(Items listed in a dataset)

------------------------------------------------

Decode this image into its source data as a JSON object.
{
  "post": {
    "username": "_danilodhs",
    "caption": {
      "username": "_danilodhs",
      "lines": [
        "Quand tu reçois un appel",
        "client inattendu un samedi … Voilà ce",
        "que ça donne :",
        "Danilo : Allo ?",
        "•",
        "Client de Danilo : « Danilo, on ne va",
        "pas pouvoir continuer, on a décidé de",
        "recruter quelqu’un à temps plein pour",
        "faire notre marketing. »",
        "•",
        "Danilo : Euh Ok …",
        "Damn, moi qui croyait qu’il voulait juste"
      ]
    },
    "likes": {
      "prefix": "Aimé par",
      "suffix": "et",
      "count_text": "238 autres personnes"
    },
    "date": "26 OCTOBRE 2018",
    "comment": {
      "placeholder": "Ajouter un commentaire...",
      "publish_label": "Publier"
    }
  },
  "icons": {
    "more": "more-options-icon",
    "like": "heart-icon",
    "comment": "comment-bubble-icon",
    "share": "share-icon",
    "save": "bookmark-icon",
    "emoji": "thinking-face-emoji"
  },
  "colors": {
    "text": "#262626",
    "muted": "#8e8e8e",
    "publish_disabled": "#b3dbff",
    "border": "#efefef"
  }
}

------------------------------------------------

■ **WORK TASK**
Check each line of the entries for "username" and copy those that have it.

■ **EXERCISE ANSWER**
    "username": "_danilodhs",
      "username": "_danilodhs",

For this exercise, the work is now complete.